→ **Records drawn from a dataset**:
┄┄┄┄┄┄┄┄┄┄┄┄┄┄┄┄┄┄┄┄
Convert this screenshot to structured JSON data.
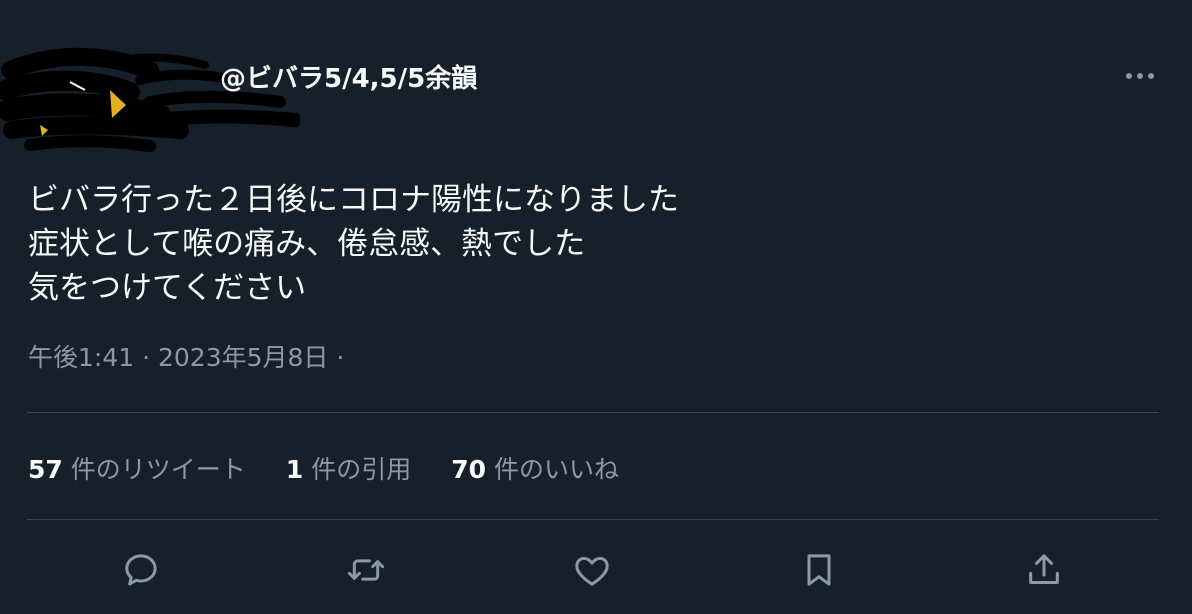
{
  "tweet": {
    "handle": "@ビバラ5/4,5/5余韻",
    "text_lines": [
      "ビバラ行った２日後にコロナ陽性になりました",
      "症状として喉の痛み、倦怠感、熱でした",
      "気をつけてください"
    ],
    "meta": "午後1:41 · 2023年5月8日 ·"
  },
  "stats": {
    "retweets_count": "57",
    "retweets_label": "件のリツイート",
    "quotes_count": "1",
    "quotes_label": "件の引用",
    "likes_count": "70",
    "likes_label": "件のいいね"
  },
  "icons": {
    "more": "more-icon",
    "reply": "reply-icon",
    "retweet": "retweet-icon",
    "like": "heart-icon",
    "bookmark": "bookmark-icon",
    "share": "share-icon"
  },
  "colors": {
    "background": "#15202b",
    "text": "#f7f9f9",
    "secondary": "#8b98a5",
    "divider": "#38444d"
  }
}
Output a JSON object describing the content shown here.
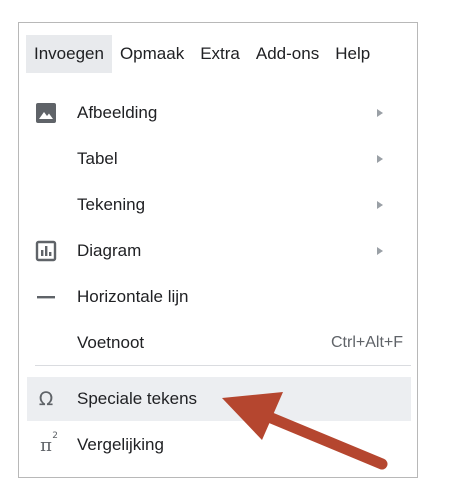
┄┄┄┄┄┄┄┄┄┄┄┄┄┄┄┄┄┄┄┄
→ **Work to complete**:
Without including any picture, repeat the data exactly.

→ **Written solution**:
Convert this screenshot to structured JSON data.
{
  "tweet": {
    "handle": "@ビバラ5/4,5/5余韻",
    "text_lines": [
      "ビバラ行った２日後にコロナ陽性になりました",
      "症状として喉の痛み、倦怠感、熱でした",
      "気をつけてください"
    ],
    "meta": "午後1:41 · 2023年5月8日 ·"
  },
  "stats": {
    "retweets_count": "57",
    "retweets_label": "件のリツイート",
    "quotes_count": "1",
    "quotes_label": "件の引用",
    "likes_count": "70",
    "likes_label": "件のいいね"
  },
  "icons": {
    "more": "more-icon",
    "reply": "reply-icon",
    "retweet": "retweet-icon",
    "like": "heart-icon",
    "bookmark": "bookmark-icon",
    "share": "share-icon"
  },
  "colors": {
    "background": "#15202b",
    "text": "#f7f9f9",
    "secondary": "#8b98a5",
    "divider": "#38444d"
  }
}
Output a JSON object describing the content shown here.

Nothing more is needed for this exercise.